THE ANTARCTIC REGIONS.
The scientific and geographical knowledge acquired of the south polar regions we owe chiefly to the expedition of Sir James Ross 50 years ago. His journals are still read with deep interest, and his explorations were carried oat in a very different spirit from the commercial voyages of cur day, when the scarcity of whales and seals in the arctic regions compels traders to resort to another hemisphere, hitherto frequented only by American ships. The report of an exploring expedition has been published lately in The Times, in which the writer thus describes the seals and penguins of the south polar regions :

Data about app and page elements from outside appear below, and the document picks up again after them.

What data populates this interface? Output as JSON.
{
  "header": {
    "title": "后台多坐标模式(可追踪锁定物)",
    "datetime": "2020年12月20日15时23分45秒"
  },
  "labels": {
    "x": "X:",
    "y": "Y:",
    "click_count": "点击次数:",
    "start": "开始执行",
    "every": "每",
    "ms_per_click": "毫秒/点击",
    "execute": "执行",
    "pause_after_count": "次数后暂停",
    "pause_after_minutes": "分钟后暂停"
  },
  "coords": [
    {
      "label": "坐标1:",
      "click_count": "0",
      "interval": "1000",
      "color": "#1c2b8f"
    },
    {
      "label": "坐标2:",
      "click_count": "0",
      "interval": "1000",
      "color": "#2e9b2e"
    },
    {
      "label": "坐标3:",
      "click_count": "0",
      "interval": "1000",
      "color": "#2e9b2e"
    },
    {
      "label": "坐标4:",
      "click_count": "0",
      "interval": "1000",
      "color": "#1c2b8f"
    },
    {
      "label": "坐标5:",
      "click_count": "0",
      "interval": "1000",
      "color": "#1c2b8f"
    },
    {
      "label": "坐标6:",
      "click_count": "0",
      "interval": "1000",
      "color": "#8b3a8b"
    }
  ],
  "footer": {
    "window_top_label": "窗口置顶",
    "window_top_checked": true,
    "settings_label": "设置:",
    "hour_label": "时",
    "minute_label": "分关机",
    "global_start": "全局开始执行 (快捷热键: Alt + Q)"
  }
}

11 The seils are very foolish beasts. The present generation have never seen man, and they survey him open-mouthed and fearful, duriDg which process he is laid low with club or bullet. Sometimes they are so lazy with sleep that a man may dig them in the ribs with the muzzle of his gun, and, wondering what is disturbing their slumbers, they raise their head, which quickly falls pierced with a bullet. There may only be one seal on a piece of ice, which is usually the case with the larger kind ; but the smaller kinds- lie in half dozens and tens, and as many as 47 were seen on one piece. Seldom do any escape — one cartridge means one seal. We came across a fourth seal, a large kind with a small head, small fore flippers, very thiokly blubbered, and a more woolly skin. The last day of our sealing we were among a great host of the largest big-headed seals, and as we were returning to our ship they were moaning loudly. This was said to be a sign that they were about to start upon a long journey ; but was it not rather a sigh of relief when they saw their slaughterers' craft run up her bunting and announce to all that she was a full ship, that her thirst for blood was quenched 1
" Penguins are the strangest creatures ever seen. They are supremely funny as they quack and strut about with their padded feet over the snow, or, coming to a slope, glide swiftly downward toboggan fashion upon their breasts. If one lands on the piece of ice they are resting upon, they approach fearlessly with a threatening, " Quack ! quack I " For their inquisitiveness they too often received tre handle of the club, for it was soon found that their flesh greatly resembled that of the hare, and upon them we had many a tasty and substantial meal. The emperor penguin is very difficult to kill; bewillliveafterhisskull has been most hopelessly smashed ; the best way to put an end to them is to pith them. Six of us one day set cut to capture one alive, and so strong was the bird that live with difficulty kept their hold, arjd, after he was bound with strong cords and nautical knots, he flapped his flippers and released himself.
"The drift ice we came across was not heavier than that of Davis Straits, but the bergs were of very different character, nearly all flat, not pinnacled and not so lotty as those ot ihe north, but of huge length, frequently being four toiler in length, sometimes eight or tea, and ono we mcL with was co less than 30 miles long, taking us &ix hours to steim from end to end at five knots. These are valuable when one can lie under thbir lee in a gale, but when they arc to leeward, form a dangerous lee shore, and more especially bo for sailing bhips,
" One of the doctors had the good fortune to effect a landing in Erebus and Terror Gulf, obtaining specimens of plants, eggp, and rocks.
"The lowest temperature recorded in the ice wa3 + 21'ldeg Fahr., or nearly lldeg of frost ; this was on February 17, but usually it was about + 32deg Fahr., more or less.
" On February 17 we steered for the Falklands, and thencs homeward. Our homeward passage has been one continued spell of fine weather ; the winds were mostly light, and too frequently head winds. The highest temperature recorded was 84 - 4deg Fahr., in latitude ldeg lOmin N., longitude 25deg 21min W., on April 13; for the previous eight days 80deg Fahr. and over are recorded." — Leisure Hour.